- **Work item**:
From the records below, copy every line that contains the word "Hendri".

(Element data from apps and pages)
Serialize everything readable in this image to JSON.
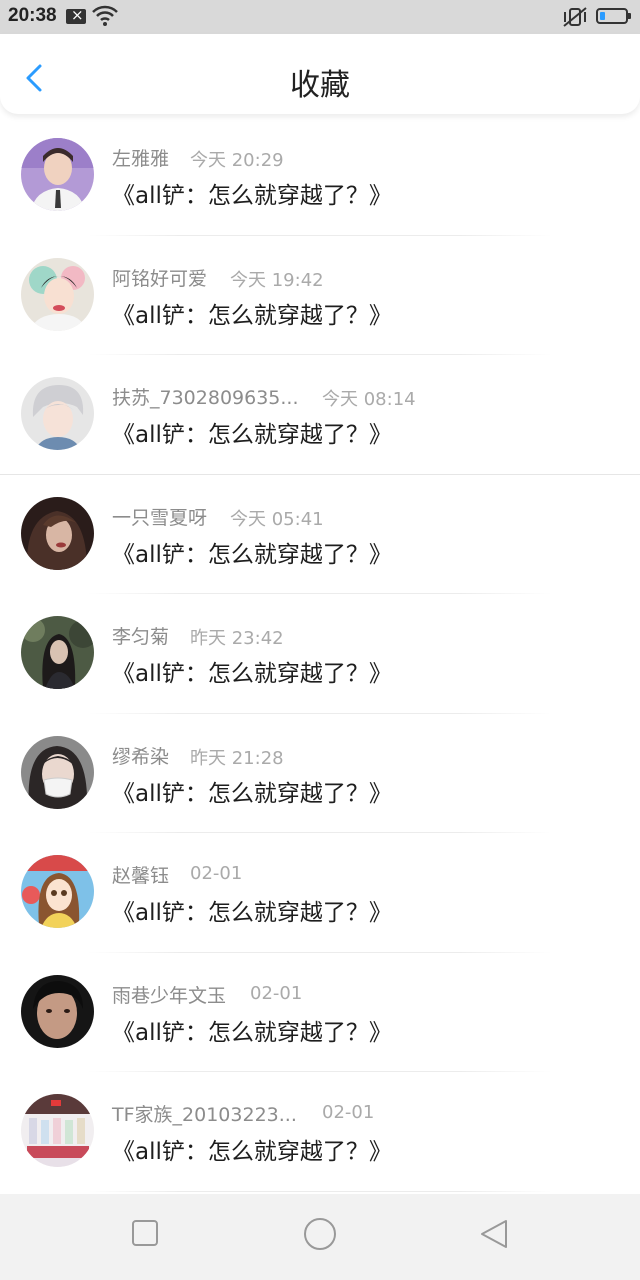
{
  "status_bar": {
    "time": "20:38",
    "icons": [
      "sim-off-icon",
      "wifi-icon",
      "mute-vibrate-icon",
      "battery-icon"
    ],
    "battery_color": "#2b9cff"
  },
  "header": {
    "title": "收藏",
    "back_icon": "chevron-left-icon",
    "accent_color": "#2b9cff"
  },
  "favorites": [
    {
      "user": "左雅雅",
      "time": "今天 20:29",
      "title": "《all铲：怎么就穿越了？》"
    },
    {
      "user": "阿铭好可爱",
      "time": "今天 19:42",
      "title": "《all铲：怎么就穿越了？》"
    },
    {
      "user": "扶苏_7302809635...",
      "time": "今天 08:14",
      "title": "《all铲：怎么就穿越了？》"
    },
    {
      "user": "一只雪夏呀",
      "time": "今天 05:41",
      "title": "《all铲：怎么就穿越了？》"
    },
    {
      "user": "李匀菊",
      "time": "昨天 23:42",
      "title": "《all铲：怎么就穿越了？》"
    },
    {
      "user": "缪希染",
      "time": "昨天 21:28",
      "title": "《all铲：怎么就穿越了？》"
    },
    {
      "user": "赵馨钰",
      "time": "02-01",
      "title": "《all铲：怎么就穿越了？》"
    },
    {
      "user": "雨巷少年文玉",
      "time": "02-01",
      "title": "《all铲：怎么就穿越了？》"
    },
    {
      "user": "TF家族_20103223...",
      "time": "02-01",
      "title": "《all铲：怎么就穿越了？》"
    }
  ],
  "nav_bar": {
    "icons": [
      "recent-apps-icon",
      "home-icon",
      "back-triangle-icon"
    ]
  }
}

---

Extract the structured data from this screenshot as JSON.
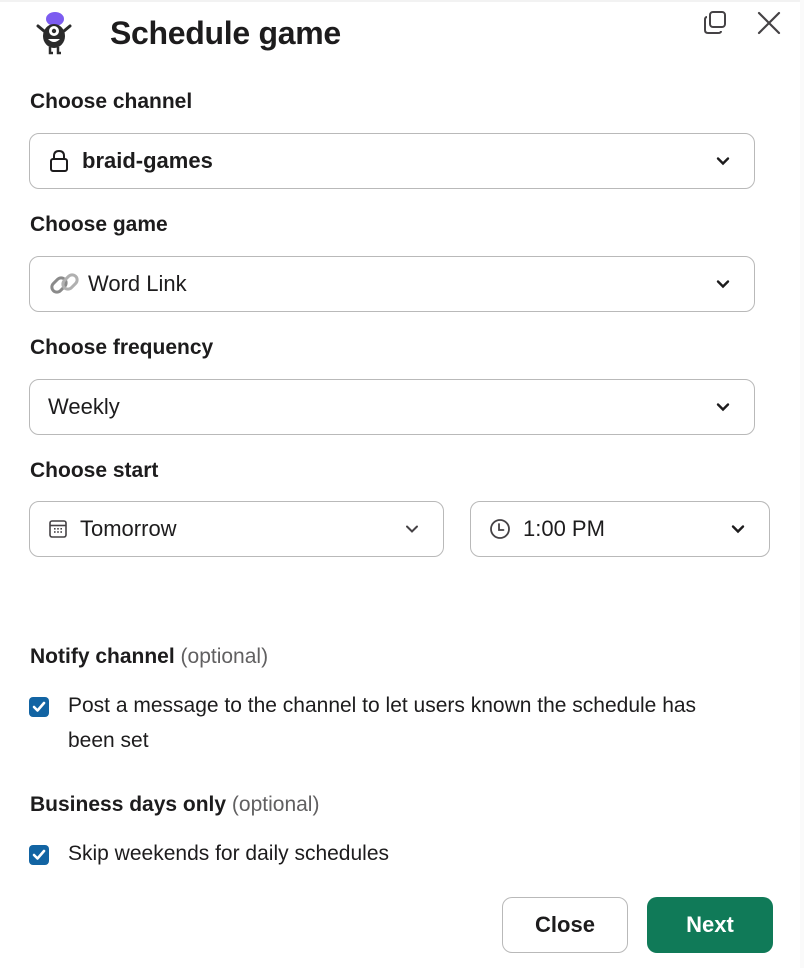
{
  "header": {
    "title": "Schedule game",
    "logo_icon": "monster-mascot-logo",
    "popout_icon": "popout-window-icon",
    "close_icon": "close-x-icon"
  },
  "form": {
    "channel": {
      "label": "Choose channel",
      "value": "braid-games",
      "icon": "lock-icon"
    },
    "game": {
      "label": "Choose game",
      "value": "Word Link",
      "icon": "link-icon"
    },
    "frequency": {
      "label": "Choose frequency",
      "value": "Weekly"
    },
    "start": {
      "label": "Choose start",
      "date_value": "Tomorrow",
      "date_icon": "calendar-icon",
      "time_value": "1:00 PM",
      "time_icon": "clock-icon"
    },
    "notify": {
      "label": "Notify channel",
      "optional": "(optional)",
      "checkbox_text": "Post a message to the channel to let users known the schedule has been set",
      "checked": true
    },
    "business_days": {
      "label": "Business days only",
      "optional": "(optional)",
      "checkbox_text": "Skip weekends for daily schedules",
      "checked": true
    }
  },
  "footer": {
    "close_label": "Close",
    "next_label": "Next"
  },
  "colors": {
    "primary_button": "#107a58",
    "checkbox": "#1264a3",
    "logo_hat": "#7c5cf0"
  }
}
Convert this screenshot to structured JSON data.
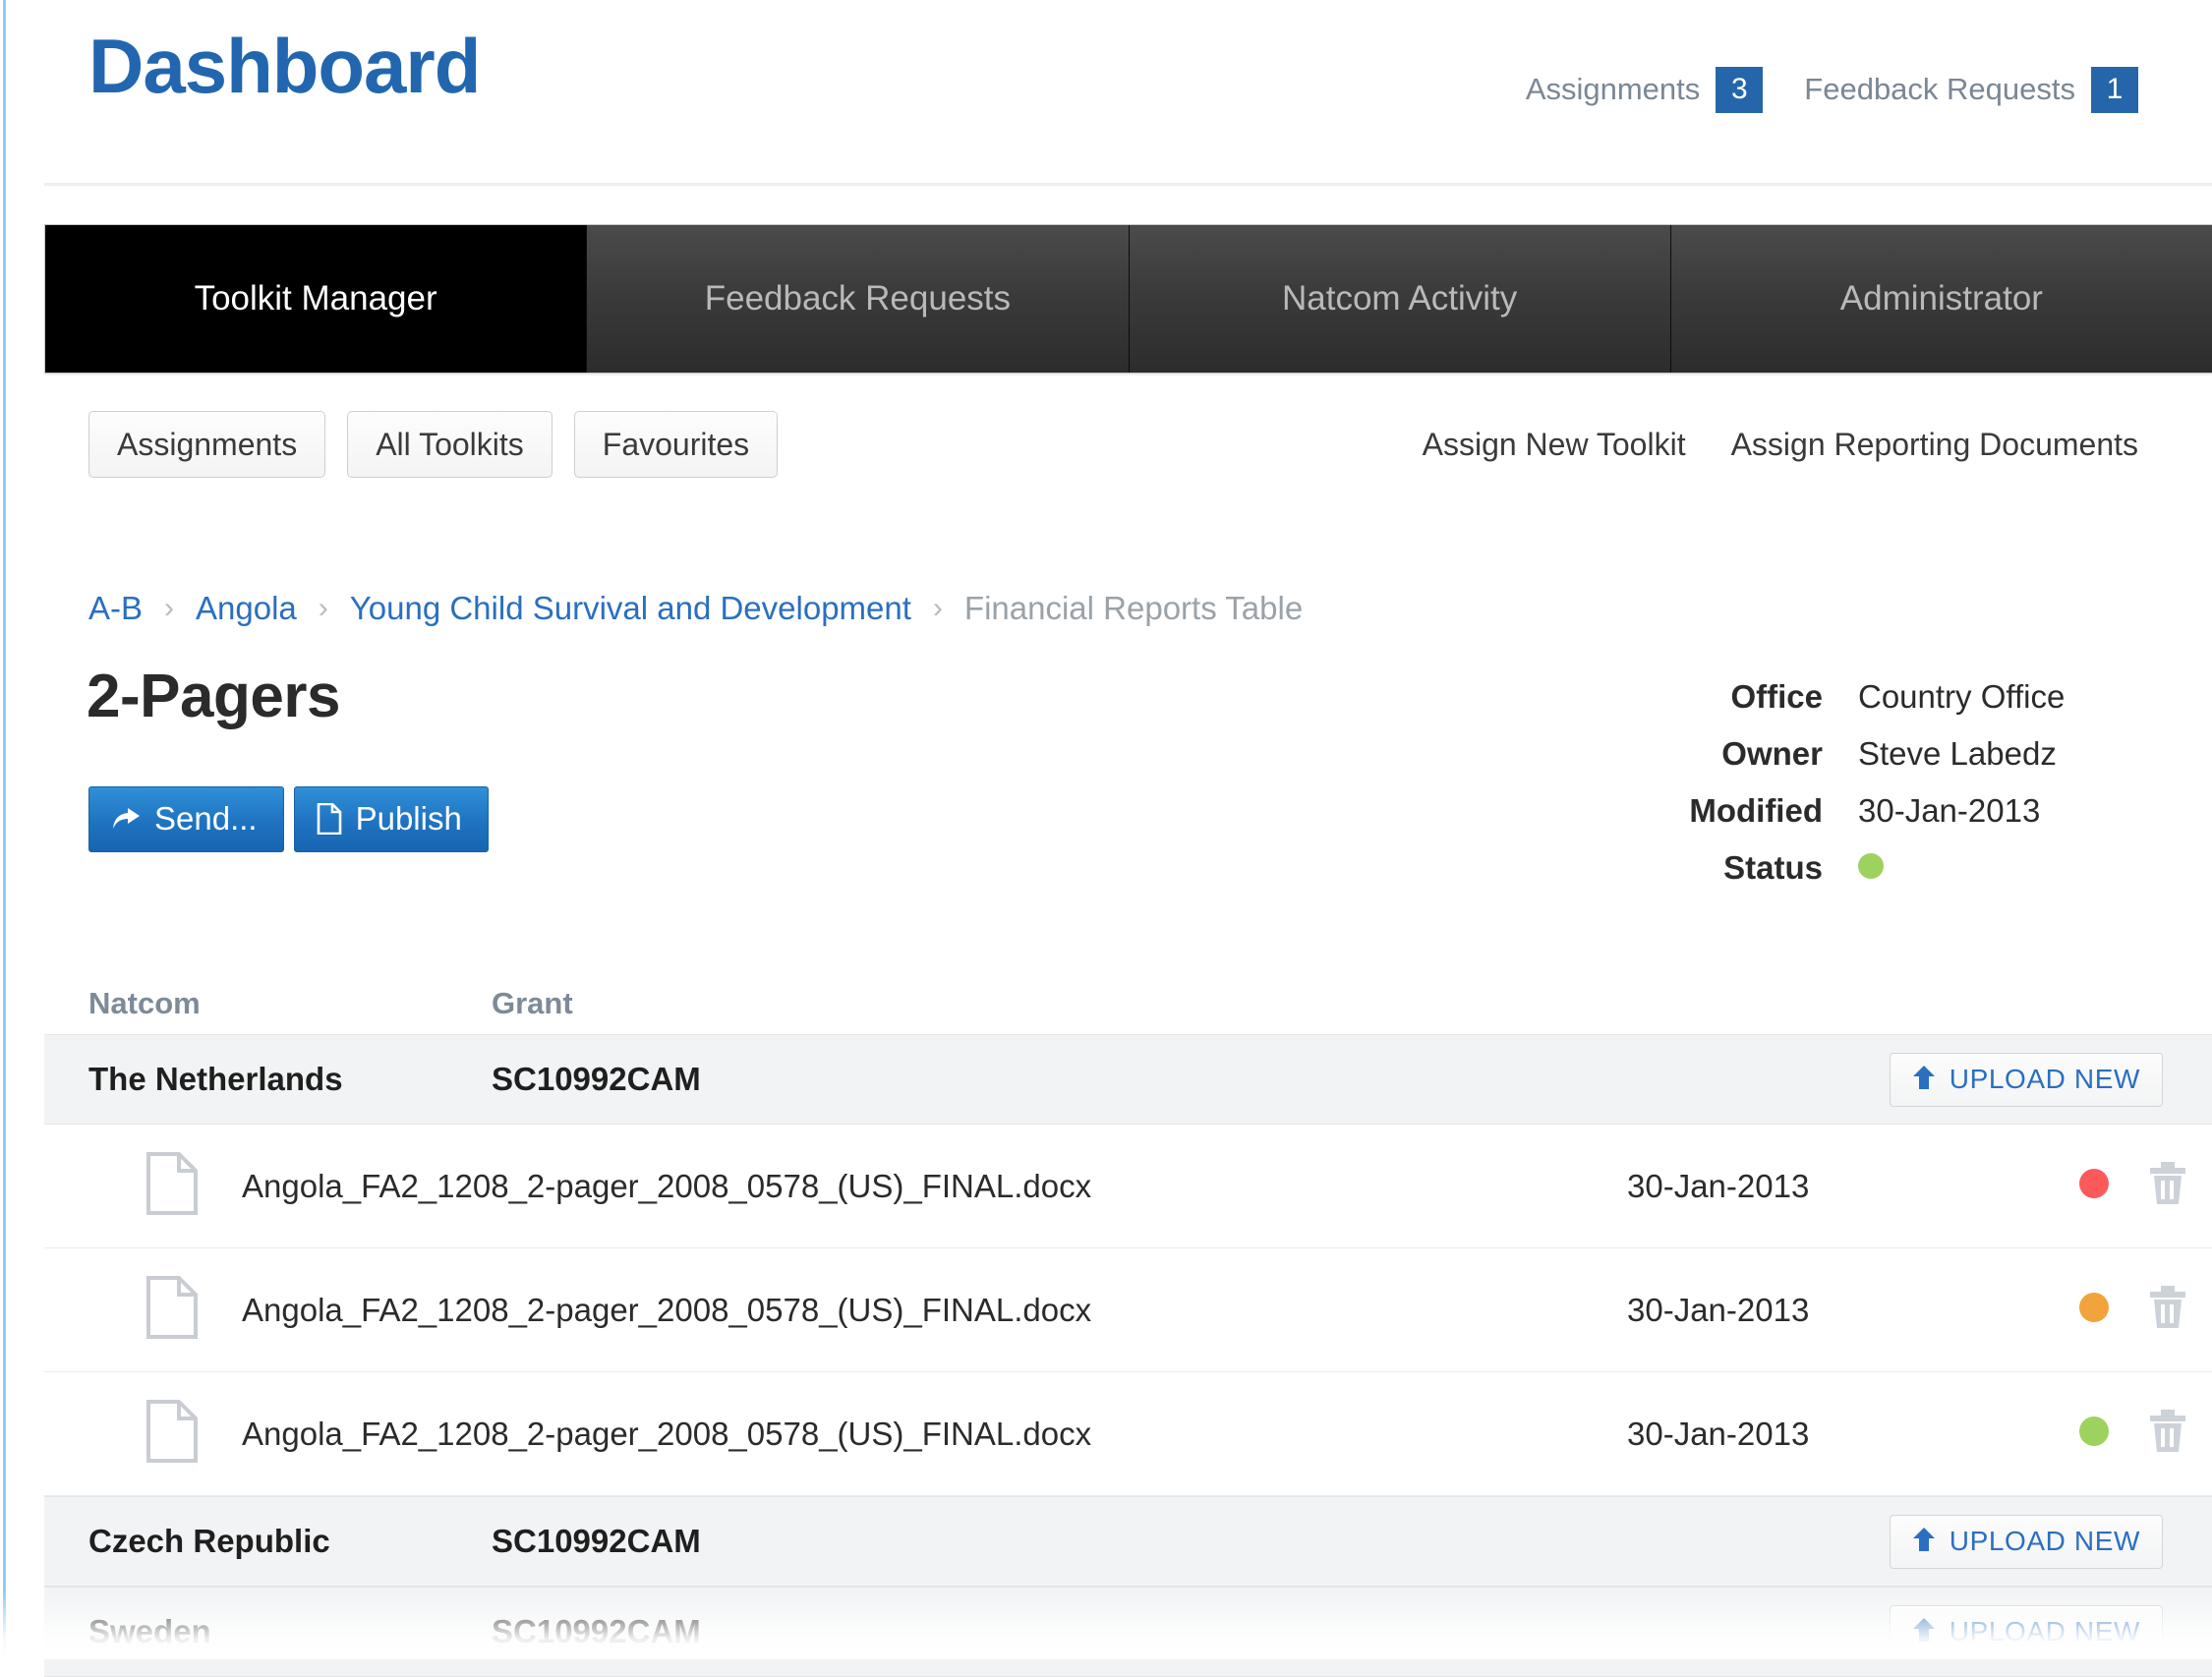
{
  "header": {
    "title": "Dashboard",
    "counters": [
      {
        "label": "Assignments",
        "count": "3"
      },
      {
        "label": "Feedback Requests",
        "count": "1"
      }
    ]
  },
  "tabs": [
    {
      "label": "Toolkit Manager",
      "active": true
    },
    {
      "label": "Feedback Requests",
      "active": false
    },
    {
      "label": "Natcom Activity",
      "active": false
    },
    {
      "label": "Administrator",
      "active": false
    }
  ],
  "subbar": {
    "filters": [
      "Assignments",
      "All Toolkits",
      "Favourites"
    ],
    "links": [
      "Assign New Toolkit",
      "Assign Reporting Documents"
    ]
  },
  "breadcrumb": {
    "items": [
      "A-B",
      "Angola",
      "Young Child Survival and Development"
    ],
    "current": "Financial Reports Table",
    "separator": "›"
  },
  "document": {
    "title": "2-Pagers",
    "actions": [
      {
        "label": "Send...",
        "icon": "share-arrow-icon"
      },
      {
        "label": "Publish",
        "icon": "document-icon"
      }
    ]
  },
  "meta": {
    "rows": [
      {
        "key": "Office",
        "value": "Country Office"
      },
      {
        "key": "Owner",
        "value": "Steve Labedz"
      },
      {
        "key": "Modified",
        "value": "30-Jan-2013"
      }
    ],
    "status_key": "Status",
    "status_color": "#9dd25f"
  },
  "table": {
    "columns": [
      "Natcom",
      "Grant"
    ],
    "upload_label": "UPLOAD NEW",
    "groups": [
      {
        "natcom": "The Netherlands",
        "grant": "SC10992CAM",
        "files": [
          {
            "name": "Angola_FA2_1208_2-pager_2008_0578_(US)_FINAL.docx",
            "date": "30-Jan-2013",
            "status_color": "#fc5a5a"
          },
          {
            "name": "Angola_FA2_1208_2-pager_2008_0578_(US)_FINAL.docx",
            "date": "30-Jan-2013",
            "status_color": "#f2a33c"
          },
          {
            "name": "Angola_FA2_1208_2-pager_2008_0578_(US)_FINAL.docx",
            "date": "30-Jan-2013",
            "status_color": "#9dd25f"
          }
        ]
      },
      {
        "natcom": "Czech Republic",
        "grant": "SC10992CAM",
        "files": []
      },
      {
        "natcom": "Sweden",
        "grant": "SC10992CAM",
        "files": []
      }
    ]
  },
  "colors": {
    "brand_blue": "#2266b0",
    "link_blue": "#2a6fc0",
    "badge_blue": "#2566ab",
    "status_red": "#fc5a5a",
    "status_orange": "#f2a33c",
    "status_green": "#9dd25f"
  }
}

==

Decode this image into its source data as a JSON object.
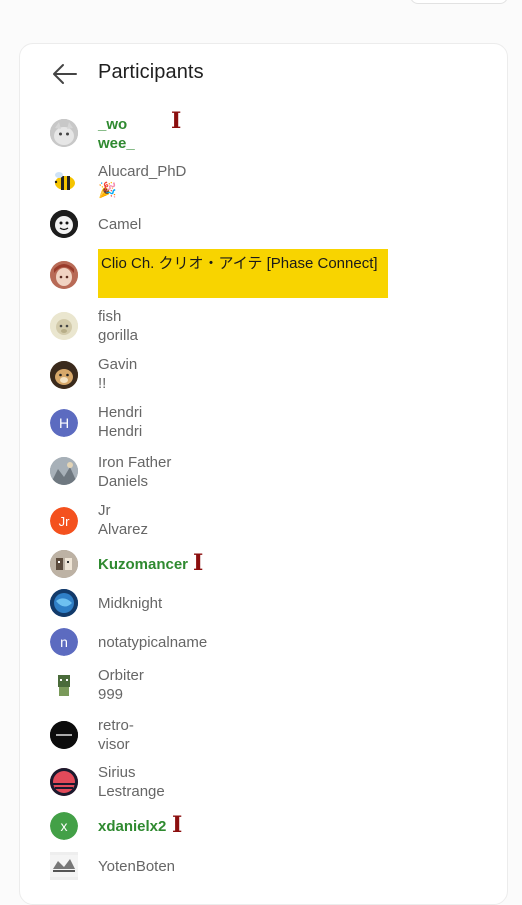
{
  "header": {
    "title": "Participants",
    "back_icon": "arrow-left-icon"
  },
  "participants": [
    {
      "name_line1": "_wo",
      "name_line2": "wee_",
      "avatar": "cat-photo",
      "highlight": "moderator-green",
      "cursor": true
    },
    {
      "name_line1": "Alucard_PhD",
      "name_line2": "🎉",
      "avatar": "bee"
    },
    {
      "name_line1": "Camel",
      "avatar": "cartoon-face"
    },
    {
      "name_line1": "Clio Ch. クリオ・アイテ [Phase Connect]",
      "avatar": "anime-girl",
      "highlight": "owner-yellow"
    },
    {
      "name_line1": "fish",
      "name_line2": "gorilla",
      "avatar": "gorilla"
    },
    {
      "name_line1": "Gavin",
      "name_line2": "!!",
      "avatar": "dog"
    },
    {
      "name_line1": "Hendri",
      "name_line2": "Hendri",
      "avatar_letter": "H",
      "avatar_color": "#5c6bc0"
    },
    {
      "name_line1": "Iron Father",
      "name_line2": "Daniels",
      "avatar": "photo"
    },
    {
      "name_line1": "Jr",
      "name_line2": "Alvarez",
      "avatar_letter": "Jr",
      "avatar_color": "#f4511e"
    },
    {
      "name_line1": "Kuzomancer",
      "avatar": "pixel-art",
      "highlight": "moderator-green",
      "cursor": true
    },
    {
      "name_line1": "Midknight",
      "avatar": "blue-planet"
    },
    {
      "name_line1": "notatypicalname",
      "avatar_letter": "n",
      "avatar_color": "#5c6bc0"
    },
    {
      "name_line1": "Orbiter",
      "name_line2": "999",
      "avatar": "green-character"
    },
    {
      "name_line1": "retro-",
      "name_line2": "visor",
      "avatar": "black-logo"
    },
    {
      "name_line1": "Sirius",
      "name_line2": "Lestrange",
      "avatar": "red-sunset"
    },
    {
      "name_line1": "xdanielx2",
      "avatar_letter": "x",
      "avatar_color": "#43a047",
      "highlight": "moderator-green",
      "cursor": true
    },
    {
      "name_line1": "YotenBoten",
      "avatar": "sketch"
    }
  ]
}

- **Response area**:
      "name_line1": "Hendri",
      "name_line2": "Hendri",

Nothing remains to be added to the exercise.